Remember, dealing with asbestos is not a DIY job. The health risks associated with improper handling are far too great. Always consult with a professional for testing and removal of any suspected asbestos-containing materials.
Safer and More Economical Alternatives to Asbestos Insulation
In the wake of the recognized health risks associated with asbestos, numerous safer and more economical alternatives have emerged in the market. These materials provide effective insulation and contribute to healthier indoor air quality, energy efficiency, and overall home comfort.
1. Fiberglass: This is one of the most common types of insulation today. It’s made from fine glass fibers and is a cost-effective alternative to asbestos. It has excellent thermal and sound insulation properties and is fire resistant.
2. Cellulose: Composed of up to 85% recycled paper fiber, cellulose insulation is a green and economical choice. It offers superior thermal and acoustical insulation, is fire retardant, and can be installed using a wet or dry-spray method.
3. Mineral Wool: Also known as rock wool or slag wool, this type of insulation is made from slag, a by-product of steel production, or from natural, sustainable rock. It offers excellent fire resistance and sound absorption.
4. Spray Foam: This polyurethane-based material expands upon application, filling cavities and cracks to create a tight air seal. Though slightly more expensive, spray foam provides excellent thermal insulation and air-sealing properties.
5. Sheep’s Wool: A natural and renewable resource, sheep’s wool offers a unique combination of thermal insulation, humidity control, and air purification.
By choosing safer insulation materials, homeowners and building managers can protect the health of building occupants while improving energy efficiency and sustainability. Always consult insulation professionals to understand the best insulation options for your specific needs and circumstances.
Asbestos is a widely used material in the construction industry for its durability and insulation properties. Despite its benefits, the health risks associated with asbestos exposure are immense and can lead to severe health problems, including lung diseases and cancers.
If you suspect your home or building contains asbestos insulation, it is vitally important to consult with a professional for testing and safe removal. Today, numerous safer and more economical alternatives to asbestos are available that not only provide effective insulation but also contribute to healthier indoor air quality, energy efficiency, and overall home comfort.
Understanding the dangers posed by asbestos and taking proactive measures to replace it with safer alternatives can have a significant impact on the health and safety of building occupants.
Are you looking to install or upgrade your home’s insulation in Tampa Bay, Sarasota, and surrounding areas? TLS Insulation Installers is where to call! A family-owned and operated business serving the residents of South-West Florida for the last 20 years, we are consistently recognized for providing the highest-quality insulation services in the region.
We set high standards for our work, ensure personalized attention to every project, and fulfill our customers’ needs down to the smallest detail.

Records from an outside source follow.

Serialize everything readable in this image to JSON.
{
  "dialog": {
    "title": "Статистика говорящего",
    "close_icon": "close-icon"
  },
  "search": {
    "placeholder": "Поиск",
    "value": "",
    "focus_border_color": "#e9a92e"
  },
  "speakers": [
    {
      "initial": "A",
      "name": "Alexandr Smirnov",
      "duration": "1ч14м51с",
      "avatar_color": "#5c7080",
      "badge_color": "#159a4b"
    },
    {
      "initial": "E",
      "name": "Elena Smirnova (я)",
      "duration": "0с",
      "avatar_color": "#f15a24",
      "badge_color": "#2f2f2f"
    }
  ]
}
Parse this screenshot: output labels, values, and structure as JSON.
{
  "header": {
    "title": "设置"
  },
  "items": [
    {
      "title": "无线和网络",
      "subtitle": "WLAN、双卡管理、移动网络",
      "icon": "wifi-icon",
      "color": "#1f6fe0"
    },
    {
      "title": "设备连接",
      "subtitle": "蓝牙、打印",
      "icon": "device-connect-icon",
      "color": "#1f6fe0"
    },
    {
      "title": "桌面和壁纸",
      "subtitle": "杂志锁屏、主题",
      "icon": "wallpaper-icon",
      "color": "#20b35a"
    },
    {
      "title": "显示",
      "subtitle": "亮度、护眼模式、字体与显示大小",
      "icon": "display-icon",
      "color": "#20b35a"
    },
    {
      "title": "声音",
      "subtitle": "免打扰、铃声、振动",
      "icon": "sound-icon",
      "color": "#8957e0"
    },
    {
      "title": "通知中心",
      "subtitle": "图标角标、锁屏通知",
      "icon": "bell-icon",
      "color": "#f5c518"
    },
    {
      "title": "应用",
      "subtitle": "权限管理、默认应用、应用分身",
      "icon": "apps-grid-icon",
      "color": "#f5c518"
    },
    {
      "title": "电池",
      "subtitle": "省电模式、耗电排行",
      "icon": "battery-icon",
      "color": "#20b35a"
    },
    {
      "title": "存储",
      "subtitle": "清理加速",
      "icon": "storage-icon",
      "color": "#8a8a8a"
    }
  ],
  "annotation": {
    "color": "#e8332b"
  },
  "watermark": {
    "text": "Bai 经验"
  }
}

At TLS Insulation, we understand how important energy efficiency and sustainability are for modern homeowners and strive to help them achieve them through world-class insulation.
Contact us today to get accurate cost estimates for your project and learn more about us.